Leaving A Legacy to Our Heirs
by Anne Batty
Tell me a story, tell me a story, tell me a story before I go to bed …
Olde Nursery Rhyme
"Again, again Gramma,” a tiny voice echoes. “Tell it/read it again, Gramma.” Precious words. Most probably heard if one lives long enough and is fortunate to be blessed with heirs.
Perhaps the art of story telling retains its appeal to all ages because its messages not only entertain, but also have the power to teach, revealing both relatable and unknown facts to its hearers/readers. Whatever the appeal, storytelling is here to stay and possibly one of the greatest gifts one can give to those who follow are their own life stories.
LEAVING A LEGACY
The idea of actually organizing and recording a life’s experiences into story form, often seems an impossible task. But like the Gershwin song from Porgy and Bess says, “It ain’t necessarily so.” Believe it or not, there are three simple ways one can leave a legacy. Speak it; picture it; write it.
History proves oral story telling to be one of the earliest forms of recording events. This genre was used not only to relate occurrences but also, to recount personal experiences, often speaking of values and ethics, warning of dangers, sharing wisdom and offering solutions. Today, personal life events can be shared and preserved for future generations via tape recordings and videotape. Favorite songs (for the musically inclined) and family sayings (often referred to as Momilies or Momisms) along with family histories and traditions, can be recounted, explained, recorded, labeled and filed for viewing in the present or in the future.
Most people have boxes of pictures that tell much about their families, their traditions, their physical and environmental changes and how they spend their time. As the old saying goes, “A picture is worth a thousand words,” and there is usually a story behind every picture.
“Organizing them is the problem,” one may say. Again, not necessarily so. Don’t worry about any specific order – just get started!
Begin with one picture and one story, incident, or tradition. Paste the picture or pictures on a loose album page and write a mini-phrase or story alongside it/them. Eventually lots of mini-stories begin to unfold, a pattern soon develops and assembling them in comprehensible order becomes a piece of cake.
Some of the following categorical orders may be found helpful:
Events – Religious Ceremonies/School Events/Birthdays/Proposals/Weddings/Farewells
Holidays – New Year’s/Valentine/Easter/Father’s-Mother’s Days/Halloween/Thanksgiving/Christmas
Life Changing/Shaping Experiences – College/Employment/Service To Country/Meeting Spouses/Purchasing First Automobiles and Houses/Moves Away From Family/Vacations/Travels
Relationships – Working/Familial/Special Friendships/Love Interests
Leaving a legacy doesn’t have to be an elaborate affair; the simplest of things suffice. A recipe book of the family’s favorites, albums picturing the relatives that form the family tree, old diaries, journals, awards, newspaper or magazine articles, just to name a few. These and many other things one has saved and collected over the years serve as a means of recording treasured memories.

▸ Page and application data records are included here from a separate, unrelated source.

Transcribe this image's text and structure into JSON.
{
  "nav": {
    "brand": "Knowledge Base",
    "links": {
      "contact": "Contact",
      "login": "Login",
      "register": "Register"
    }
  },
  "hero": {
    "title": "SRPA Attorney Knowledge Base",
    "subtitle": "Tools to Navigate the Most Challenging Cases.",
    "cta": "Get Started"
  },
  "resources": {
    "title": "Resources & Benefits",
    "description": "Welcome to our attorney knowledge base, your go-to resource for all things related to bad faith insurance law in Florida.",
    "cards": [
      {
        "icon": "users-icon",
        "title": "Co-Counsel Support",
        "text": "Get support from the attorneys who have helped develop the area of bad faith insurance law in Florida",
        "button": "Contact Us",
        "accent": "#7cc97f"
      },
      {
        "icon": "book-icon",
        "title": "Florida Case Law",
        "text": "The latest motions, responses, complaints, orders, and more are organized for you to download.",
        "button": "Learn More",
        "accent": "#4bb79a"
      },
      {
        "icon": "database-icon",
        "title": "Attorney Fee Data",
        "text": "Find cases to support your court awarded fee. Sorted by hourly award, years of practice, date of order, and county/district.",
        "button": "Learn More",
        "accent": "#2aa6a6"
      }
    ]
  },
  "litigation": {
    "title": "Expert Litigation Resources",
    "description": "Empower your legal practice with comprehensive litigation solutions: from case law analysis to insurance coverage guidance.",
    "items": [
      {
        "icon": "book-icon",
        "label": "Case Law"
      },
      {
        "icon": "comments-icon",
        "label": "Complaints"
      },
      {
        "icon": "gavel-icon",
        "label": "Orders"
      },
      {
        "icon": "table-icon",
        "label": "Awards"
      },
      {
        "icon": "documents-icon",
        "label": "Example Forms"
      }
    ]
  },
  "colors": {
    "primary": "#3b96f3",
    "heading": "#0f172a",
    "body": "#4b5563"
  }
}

Some may have the talent and/or desire to chronicle memories and stories on paper. Again, it is important to - just get started. Writing just one sentence about something that happened in the past often triggers an entire story. As each story is told individually, a pattern forms, and before “you can shake a stick at it” – Voila – a family history book is born. But, for those who really feel they cannot write or organize their life’s story, there are pre-created books called Grandmother or Grandfather books, listing specific topics to jog the memory. All that needs to be done in this case is to fill in the blanks.
Each life has a story and that life story has the capacity to teach, influence and sustain the generations that follow. The sharing of a life’s journey, its stages, choices, triumphs and defeats, often gives listeners the opportunity to reflect and to learn.
It is also comforting to know that the observers, listeners or readers aren’t the only ones who can gain from legacies left behind. In the recent findings of a team of researchers at St. Olaf’s College, MN, it was discovered that the storytellers themselves might also benefit. That by remembering and relating life stories one often lowers heartrate and increases a sense of overall well being. That since it is not always easy to be present to each life event while it is happening, going back to memories when one is a bit wiser and more detached from the event often brings clearer insights, understanding and comfort.
DO THE FAMILY A FAVOR
Leave a legacy for the heirs in stories, books, pictures, treasured keepsakes or recordings. And bear in mind, precious moments from the past that were not understood or cherished at the time can be gathered up like crumbs to nourish in later years, to feed one’s heirs when one can no longer be with them.
Sr. Editor Anne Batty is available to speak about
“Leaving A Legacy” and can be contacted at firstname.lastname@example.org.